**Exercise description**
Which lines in the records below mention the word "Stock"? Copy each one out.
::: Data excerpts :::
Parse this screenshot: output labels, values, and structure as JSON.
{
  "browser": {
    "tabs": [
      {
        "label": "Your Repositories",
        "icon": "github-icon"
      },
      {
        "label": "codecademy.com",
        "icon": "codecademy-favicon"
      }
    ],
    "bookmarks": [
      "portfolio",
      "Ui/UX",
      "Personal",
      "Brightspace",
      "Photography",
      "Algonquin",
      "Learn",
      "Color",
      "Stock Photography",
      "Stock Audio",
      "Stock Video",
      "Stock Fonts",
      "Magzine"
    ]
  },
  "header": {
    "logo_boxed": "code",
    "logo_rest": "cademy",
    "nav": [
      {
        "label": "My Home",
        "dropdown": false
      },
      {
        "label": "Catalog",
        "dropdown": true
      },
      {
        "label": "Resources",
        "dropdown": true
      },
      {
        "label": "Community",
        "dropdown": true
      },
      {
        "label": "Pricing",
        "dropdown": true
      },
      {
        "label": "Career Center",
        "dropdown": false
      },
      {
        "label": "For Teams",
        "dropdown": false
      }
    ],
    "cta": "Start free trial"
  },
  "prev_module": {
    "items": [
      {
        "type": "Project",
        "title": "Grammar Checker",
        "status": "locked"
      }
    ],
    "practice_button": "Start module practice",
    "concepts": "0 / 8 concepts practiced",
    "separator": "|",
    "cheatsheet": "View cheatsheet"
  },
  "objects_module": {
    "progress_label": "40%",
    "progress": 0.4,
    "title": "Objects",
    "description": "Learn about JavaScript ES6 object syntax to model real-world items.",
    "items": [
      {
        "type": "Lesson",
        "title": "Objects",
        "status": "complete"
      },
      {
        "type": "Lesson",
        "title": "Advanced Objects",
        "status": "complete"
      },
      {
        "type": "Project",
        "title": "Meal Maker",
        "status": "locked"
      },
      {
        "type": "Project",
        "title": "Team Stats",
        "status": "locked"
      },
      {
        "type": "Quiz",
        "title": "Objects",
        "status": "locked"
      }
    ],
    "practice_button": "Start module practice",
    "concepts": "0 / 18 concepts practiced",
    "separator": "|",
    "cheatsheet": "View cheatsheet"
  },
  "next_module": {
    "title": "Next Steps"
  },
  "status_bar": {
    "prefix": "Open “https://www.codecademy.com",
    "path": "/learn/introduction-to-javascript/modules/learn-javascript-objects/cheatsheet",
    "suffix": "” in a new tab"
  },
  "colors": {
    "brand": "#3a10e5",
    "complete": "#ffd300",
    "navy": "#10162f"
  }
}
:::
**Written reply**
      "Stock Photography",
      "Stock Audio",
      "Stock Video",
      "Stock Fonts",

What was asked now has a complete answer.